House Ag Trade Delegation Visits Mexico, Requests U.S. Flexibility on Sanitary, Phytosanitary Concerns
WASHINGTON, D.C. - Continuing it's effort to reduce trade barriers and open new markets for American farm products, the House Committee on Agriculture, led by Chairman Bob Smith (R-OR), traveled to Mexico last week, seeking Mexico's understanding and flexibility on sanitary and phytosanitary concerns.
As a result, in a letter today, the Members have asked President Bill Clinton to recognize the state of Sonora as hog cholera free and the Mexicali Valley as free of Karnal bunt fungus. In return, they said, the United States should expect similar flexibility toward U.S. products by Mexico.
"It's important that we meet our trading partners face to face, so that they can hear a frank, open account of our trade concerns. At the same time, we have an obligation, if we intend to make any real progress, to hear their concerns, as well. We are persuaded that fact the Mexicans have a strong case in Sonora and the Mexicali Valley, and we should recognize that if we expect flexibility on these issues from them," said Smith, who raised concerns on behalf of Oregon fruits, wheat, and cattle.

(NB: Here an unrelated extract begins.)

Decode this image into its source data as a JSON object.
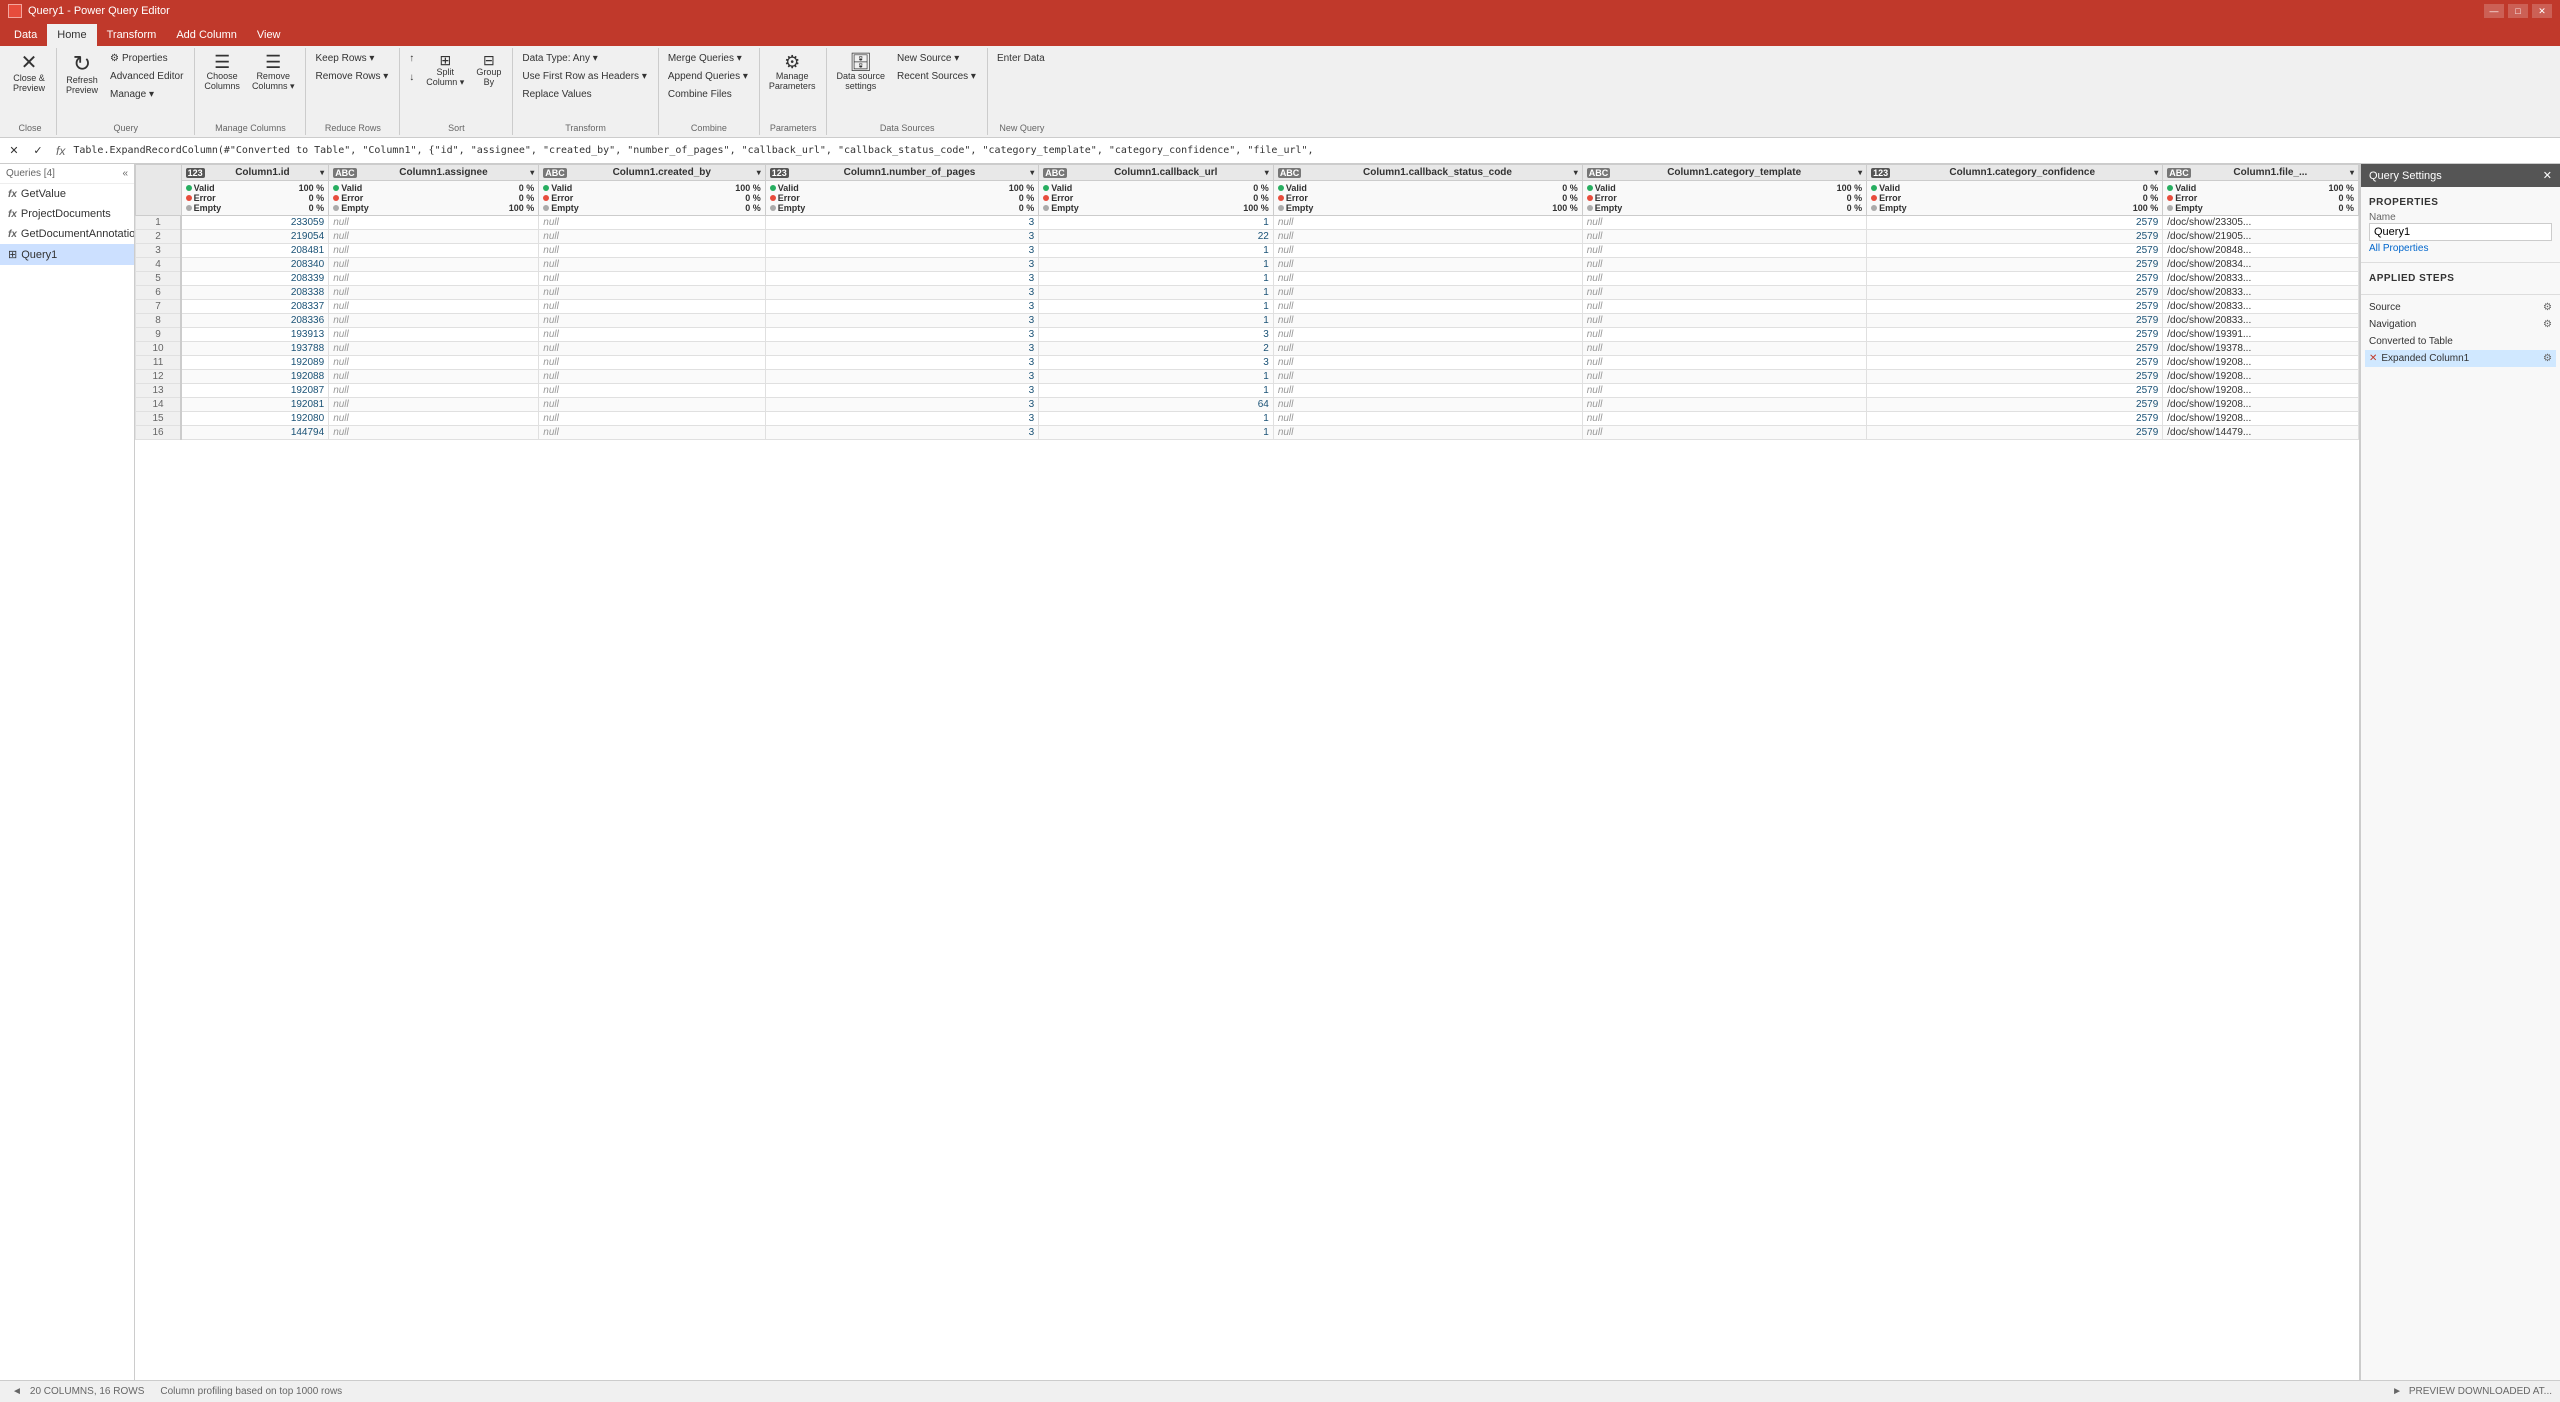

In addition, Smith thanked Mexico for opening its markets to U.S. cherry imports and stressed regionalization as the key to breaking down sanitary and phytosanitary concerns.

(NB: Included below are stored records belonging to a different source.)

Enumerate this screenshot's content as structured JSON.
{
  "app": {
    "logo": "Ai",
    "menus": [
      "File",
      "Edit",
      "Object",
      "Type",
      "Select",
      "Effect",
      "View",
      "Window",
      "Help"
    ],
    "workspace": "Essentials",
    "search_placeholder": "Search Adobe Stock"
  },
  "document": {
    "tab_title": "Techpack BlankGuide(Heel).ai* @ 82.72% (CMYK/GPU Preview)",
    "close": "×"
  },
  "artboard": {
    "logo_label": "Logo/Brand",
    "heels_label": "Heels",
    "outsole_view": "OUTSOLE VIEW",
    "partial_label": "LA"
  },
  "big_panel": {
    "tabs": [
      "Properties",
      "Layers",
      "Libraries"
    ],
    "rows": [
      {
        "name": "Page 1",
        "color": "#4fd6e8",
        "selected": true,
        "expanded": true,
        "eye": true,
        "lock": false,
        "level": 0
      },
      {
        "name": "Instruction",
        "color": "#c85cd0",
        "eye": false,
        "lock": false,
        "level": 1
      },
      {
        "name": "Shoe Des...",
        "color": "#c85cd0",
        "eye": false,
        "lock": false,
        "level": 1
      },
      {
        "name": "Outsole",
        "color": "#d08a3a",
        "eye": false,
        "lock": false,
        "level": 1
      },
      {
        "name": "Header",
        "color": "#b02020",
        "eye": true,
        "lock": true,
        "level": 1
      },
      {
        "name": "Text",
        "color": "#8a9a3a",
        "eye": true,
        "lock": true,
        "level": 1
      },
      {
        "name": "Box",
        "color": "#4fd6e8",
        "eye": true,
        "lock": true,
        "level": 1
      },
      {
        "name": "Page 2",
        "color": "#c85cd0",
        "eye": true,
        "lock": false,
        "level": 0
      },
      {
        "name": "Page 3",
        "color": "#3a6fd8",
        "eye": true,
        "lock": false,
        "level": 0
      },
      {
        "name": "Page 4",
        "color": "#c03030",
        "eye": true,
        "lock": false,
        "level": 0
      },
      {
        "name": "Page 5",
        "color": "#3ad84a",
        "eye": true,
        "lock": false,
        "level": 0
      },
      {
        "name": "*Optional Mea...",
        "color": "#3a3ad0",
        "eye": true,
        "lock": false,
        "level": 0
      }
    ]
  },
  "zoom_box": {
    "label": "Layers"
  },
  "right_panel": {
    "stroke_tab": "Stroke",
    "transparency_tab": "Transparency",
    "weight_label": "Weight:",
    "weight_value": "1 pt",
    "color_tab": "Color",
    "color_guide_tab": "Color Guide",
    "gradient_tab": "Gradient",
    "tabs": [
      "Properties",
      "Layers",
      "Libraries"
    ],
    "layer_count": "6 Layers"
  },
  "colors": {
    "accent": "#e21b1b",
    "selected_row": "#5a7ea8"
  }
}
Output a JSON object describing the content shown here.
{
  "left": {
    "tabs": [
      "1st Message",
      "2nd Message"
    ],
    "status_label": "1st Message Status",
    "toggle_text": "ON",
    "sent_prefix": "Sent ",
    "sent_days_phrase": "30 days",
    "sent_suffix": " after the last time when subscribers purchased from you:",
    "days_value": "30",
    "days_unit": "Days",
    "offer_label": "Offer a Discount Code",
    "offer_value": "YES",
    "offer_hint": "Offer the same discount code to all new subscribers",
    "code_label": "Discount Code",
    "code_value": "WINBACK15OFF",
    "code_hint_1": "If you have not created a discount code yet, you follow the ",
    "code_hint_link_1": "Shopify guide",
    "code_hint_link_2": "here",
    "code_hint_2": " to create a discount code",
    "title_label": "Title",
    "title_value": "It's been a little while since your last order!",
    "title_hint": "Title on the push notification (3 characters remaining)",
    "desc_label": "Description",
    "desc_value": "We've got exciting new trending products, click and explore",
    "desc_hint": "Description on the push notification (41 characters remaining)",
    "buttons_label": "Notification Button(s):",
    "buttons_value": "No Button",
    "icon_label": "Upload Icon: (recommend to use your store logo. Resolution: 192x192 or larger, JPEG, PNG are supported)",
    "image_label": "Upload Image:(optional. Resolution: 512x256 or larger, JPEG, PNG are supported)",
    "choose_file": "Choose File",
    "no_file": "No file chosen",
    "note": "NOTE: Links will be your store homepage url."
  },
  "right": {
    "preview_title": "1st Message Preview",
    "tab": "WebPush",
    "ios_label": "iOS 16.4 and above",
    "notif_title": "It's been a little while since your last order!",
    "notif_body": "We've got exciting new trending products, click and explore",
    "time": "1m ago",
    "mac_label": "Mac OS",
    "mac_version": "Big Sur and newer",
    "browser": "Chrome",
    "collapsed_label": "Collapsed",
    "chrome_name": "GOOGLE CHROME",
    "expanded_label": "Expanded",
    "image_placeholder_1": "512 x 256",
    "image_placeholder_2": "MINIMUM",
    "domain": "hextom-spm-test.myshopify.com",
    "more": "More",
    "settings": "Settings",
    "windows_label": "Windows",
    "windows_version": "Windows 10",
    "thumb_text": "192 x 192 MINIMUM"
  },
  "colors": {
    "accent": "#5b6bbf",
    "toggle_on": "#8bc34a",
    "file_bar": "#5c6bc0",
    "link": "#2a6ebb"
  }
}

"In meetings with Mexico's Secretaries of Agriculture (SAGAR) and Commerce (SECOFI), Mexican congressional counterparts, and Mexican agribusiness leaders, the delegation emphasized the U.S. desire that Mexico improve market access by eliminating sanitary and phytosanitary barriers to trade. The Members concluded that both sides have great expectations for NAFTA to improve agricultural trade. Currently, agricultural trade between Mexico and the United States is $8.5 billion, with a $2 billion surplus to the United States," the Members wrote to Clinton.
"The delegation recognizes that in the spirit of international cooperation there are steps the U.S. government can take in working toward realizing the goal of improving trade among NAFTA signatories. In particular, concerning Mexico, understanding that health and safety concerns have been addressed, the delegation requests the Administration recognize, as soon as possible, the State of Sonora as hog cholera free and the Mexicali Valley free of Karnal bunt. This will allow the import of Sonoran pork products and Mexicali wheat into the United States," the Members wrote.

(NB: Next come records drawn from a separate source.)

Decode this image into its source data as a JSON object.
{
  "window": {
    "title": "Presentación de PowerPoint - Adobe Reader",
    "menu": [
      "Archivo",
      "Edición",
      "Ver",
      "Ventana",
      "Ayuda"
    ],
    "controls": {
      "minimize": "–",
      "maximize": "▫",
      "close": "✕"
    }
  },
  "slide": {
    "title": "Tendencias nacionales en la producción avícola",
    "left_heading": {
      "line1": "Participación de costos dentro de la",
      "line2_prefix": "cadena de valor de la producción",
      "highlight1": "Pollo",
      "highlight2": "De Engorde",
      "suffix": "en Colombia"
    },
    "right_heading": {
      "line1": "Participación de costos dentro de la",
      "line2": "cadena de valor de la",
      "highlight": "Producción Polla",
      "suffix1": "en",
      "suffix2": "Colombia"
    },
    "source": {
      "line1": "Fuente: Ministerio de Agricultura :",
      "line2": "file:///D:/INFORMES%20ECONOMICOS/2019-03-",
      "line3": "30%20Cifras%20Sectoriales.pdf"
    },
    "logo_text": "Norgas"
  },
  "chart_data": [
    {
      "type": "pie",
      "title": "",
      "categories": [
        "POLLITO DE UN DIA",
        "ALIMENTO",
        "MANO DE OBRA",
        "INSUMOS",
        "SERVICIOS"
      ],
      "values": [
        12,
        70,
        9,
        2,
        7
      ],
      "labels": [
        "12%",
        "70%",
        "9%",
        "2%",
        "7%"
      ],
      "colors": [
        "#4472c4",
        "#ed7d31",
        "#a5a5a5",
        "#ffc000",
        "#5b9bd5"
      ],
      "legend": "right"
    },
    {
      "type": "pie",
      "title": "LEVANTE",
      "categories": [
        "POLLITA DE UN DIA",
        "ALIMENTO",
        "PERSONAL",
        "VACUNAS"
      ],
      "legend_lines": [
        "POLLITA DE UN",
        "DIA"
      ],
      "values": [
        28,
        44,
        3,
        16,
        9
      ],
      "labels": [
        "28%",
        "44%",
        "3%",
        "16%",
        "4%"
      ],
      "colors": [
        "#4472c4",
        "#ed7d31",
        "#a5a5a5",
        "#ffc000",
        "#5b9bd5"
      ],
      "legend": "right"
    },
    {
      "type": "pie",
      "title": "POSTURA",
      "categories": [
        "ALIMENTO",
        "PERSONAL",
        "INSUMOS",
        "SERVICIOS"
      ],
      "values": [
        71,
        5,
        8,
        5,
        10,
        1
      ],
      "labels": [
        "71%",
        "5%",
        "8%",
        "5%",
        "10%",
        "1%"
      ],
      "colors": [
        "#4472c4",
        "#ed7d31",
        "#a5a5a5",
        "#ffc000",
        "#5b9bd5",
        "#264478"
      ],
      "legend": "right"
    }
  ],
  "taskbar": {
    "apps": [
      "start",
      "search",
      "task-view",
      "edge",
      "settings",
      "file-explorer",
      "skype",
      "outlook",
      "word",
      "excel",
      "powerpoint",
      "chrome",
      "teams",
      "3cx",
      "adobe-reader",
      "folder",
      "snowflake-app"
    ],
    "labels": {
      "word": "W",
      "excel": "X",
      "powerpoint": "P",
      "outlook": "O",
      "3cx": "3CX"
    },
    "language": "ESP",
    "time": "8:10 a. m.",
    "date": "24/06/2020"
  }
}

"These actions taken by the United States would demonstrate to Mexico our willingness to continue working toward solving difficulties both sides have encountered in fulfilling our obligations under NAFTA. The United States should expect similar flexibility toward U.S. products by Mexico," the Members concluded.
Smith, who represents Oregon's Second Congressional District in the U.S. House of Representatives, has made opening markets for American agricultural exports the Agriculture Committee's highest priority in the 105th Congress.